On a relaed note, I’ve received some repulsive emails from different folks across the country who maintain that the blizzard is all a hoax, or that ranchers are rich enough to weather the losses on their own. Ranchers don’t need or deserve a government handout, they contend.
The affected ranchers lost anywhere from 5-100% of their cattle herds; this is a blow to a lifetime of work and achievement. While those affected don’t live in a populated area, these ranchers and lost cattle are integral to our nations’ food security.
Thankfully, there are grassroots efforts underway to help these ranchers. Many good, well-intentioned folks across the country are donating their time, talent and treasure. These are efforts that are greatly appreciated, and attest to the virtue and generosity of folks on the land – we look out for each other. Unfortunately, Congress doesn’t share that same caring conscience.

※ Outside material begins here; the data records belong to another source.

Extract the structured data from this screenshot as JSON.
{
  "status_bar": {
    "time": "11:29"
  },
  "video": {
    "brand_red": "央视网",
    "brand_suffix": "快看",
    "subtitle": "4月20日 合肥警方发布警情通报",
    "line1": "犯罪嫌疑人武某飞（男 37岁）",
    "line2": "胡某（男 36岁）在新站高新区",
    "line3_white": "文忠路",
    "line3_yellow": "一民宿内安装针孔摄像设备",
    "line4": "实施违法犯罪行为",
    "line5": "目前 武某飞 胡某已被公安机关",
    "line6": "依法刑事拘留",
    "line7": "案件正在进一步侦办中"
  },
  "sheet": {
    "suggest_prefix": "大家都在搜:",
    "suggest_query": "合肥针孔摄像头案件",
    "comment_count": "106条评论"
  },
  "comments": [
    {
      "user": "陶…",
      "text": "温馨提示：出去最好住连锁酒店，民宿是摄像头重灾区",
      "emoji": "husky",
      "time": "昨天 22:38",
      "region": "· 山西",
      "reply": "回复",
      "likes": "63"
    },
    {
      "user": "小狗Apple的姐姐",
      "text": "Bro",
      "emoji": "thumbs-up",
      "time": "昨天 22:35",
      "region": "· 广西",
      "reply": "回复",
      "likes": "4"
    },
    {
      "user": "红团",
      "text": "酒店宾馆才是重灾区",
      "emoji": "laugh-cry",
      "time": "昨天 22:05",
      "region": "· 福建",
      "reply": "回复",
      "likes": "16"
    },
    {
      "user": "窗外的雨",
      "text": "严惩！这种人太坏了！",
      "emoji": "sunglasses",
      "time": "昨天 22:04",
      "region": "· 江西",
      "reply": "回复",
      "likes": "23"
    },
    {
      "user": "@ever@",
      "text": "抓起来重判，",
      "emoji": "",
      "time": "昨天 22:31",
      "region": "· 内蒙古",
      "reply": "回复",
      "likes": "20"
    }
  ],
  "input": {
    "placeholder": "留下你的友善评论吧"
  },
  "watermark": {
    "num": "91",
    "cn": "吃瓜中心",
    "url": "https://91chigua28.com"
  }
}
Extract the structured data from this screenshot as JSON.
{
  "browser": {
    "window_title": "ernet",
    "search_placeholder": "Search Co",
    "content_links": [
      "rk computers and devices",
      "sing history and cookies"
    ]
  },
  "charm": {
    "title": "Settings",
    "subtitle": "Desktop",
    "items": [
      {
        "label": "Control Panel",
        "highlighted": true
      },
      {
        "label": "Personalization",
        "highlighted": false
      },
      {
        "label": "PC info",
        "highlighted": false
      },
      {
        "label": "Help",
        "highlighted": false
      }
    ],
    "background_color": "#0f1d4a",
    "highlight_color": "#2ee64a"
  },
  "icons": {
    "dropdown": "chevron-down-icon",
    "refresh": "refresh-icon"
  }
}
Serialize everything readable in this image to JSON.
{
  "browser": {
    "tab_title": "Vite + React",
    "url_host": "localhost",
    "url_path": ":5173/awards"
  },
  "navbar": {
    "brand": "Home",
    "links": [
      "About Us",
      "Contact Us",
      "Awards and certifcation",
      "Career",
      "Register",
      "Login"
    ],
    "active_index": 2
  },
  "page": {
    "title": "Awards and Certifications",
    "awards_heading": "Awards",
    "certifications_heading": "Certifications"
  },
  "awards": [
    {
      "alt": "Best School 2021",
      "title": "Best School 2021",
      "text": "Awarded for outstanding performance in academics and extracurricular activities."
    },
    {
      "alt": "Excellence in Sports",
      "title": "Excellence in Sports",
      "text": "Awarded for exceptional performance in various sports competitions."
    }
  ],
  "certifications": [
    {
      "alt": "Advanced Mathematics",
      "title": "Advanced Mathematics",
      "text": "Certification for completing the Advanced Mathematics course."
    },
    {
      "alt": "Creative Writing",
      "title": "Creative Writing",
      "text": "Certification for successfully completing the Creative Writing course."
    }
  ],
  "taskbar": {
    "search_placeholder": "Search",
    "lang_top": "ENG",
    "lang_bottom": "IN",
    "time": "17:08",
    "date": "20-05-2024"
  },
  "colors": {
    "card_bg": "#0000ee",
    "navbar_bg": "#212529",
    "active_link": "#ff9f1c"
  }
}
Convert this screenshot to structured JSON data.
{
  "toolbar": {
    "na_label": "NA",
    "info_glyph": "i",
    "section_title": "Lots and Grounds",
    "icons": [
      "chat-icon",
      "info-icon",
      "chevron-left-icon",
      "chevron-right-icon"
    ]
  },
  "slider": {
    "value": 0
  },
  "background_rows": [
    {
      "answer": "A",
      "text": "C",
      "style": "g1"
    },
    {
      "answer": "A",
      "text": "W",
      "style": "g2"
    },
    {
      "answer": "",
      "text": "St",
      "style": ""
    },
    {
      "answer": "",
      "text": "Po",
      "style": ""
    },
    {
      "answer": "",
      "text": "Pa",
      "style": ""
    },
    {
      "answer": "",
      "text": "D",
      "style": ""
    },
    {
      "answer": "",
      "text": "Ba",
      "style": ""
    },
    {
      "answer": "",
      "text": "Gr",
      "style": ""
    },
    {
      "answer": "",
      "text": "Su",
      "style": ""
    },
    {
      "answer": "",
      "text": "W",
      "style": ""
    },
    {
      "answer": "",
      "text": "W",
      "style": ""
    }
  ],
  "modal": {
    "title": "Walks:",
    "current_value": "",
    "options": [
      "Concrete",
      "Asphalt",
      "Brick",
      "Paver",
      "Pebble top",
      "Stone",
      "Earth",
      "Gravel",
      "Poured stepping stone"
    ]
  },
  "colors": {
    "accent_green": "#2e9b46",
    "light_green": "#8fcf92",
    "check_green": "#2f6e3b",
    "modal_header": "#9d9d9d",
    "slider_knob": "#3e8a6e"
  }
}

What are your thoughts? Do you think Congress should help the South Dakota ranchers? Share your thoughts in the comments section below.
More Winter Storm Atlas information: